TG will just sum up this way: Gore Vidal was no Harry Crews.

But you are saying, “How about the sex story, TG? You promised us a sex story about a famous publishing professional.” OK, Here you go. I originally told this story in a blog entry several months ago, but I decided, probably wisely, that the time was not right to tell it so I never put it up. Is it true? I have no reason to think it’s not.

Several months ago TG noted the passing of the famous Grove Press publisher, Barney Rosset. If you don't know who Rosset is, check him out here. He was a giant in the industry for many reasons, a giant and hero in our popular and literary culture. An editor of mine once worked with Rosset at Grove Press. Every year the staff had a tough time coming up with a birthday present for Barney, he had been everywhere, done everything, and had everything he seemed to want. So one year, here’s what they came up with.

After work on his birthday the staff, or some of the staff, told Barney they were going to take him to his birthday present. This was in New York City. They left the building where they worked and went to a street in the West Village, stopped in front of a brownstone and handed the birthday boy a key. They told him to go into the house and upstairs to the master bedroom. He had the place for 24 hours and he could do anything, anything at all to what he found in the bedroom. They left him there, standing outside on the sidewalk.

Inside, in the bedroom, was an incredibly beautiful African American woman, naked, chained to a huge wheel that was affixed to the wall.

Happy Birthday, Barney.



  1. Nice to see someone else speaking ill of the dead.

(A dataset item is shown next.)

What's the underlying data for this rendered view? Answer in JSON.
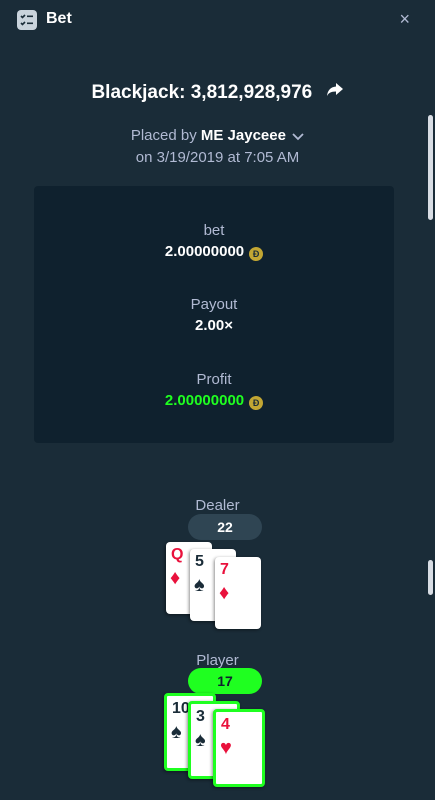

  2. I prefer to simply think of Vidal as the author of "Caligula," and let that be the greatest stain on his career.